* WHAT THE EXERCISE ASKS: Please work out how many lines in the entries contain "this", then give that number with nothing added.
DATA EXTRACT START
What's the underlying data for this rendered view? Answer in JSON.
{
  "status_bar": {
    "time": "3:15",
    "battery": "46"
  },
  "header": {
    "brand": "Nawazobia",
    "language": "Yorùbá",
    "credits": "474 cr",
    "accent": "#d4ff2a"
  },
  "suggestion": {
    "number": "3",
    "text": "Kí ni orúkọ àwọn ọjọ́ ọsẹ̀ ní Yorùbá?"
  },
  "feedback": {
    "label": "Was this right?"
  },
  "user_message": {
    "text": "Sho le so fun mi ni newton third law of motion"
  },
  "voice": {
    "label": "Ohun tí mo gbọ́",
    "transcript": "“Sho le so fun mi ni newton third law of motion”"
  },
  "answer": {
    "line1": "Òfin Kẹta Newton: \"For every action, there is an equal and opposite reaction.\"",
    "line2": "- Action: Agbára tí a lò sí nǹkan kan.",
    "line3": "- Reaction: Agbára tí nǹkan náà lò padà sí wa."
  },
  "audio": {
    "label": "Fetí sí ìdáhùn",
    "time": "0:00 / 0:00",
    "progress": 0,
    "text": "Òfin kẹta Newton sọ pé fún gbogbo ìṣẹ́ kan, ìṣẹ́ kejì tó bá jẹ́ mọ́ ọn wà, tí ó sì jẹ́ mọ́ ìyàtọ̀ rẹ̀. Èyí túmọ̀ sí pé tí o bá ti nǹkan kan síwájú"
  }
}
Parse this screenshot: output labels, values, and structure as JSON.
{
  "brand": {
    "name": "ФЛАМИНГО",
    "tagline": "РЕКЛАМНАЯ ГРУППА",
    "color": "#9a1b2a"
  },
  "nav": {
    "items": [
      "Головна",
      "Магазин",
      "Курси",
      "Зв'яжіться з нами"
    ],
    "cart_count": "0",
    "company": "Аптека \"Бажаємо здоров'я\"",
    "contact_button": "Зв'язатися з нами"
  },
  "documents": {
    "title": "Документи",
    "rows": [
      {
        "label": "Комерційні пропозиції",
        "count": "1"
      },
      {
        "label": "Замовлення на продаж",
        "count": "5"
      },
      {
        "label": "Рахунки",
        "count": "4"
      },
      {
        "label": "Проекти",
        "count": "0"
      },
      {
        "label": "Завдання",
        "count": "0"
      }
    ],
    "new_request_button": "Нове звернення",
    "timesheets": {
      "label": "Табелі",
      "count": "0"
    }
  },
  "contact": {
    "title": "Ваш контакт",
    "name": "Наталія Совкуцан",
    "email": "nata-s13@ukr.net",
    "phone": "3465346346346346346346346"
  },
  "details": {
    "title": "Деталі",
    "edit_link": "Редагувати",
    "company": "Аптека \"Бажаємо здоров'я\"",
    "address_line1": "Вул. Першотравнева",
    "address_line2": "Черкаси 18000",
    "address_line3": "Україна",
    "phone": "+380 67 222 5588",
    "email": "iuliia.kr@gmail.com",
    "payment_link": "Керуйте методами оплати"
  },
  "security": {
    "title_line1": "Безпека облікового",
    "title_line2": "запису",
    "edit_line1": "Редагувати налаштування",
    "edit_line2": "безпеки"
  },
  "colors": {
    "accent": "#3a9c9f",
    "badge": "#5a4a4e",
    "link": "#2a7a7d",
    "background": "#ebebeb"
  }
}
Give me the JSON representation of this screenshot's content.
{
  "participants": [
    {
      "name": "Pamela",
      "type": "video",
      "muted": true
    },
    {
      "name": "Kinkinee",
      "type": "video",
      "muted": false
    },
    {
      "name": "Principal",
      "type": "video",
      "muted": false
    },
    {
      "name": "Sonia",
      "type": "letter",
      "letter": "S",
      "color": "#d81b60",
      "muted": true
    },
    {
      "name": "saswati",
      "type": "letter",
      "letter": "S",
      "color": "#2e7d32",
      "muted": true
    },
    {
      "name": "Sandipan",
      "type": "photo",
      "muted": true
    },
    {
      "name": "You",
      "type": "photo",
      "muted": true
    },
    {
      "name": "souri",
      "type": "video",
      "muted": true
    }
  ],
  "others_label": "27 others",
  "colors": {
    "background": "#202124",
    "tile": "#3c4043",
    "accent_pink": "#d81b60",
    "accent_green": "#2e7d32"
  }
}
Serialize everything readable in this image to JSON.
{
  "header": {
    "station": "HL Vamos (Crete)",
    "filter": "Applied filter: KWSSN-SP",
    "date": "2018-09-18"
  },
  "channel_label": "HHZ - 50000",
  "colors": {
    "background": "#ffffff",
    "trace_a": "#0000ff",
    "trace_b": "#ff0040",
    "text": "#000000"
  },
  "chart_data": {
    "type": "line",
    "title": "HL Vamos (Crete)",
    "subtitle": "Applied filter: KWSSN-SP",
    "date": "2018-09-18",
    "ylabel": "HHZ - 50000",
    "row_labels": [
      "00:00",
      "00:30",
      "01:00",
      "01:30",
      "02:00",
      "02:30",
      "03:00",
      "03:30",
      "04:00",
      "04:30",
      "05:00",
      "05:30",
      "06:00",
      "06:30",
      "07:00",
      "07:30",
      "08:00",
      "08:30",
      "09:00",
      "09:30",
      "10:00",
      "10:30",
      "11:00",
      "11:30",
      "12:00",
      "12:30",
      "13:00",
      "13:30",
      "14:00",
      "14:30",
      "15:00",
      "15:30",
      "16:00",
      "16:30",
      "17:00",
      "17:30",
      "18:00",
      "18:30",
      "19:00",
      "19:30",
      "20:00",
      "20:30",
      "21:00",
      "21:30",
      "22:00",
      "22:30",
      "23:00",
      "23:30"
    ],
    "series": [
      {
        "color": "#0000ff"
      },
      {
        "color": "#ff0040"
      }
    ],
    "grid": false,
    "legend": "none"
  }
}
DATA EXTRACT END
* COMPLETED TASK: 5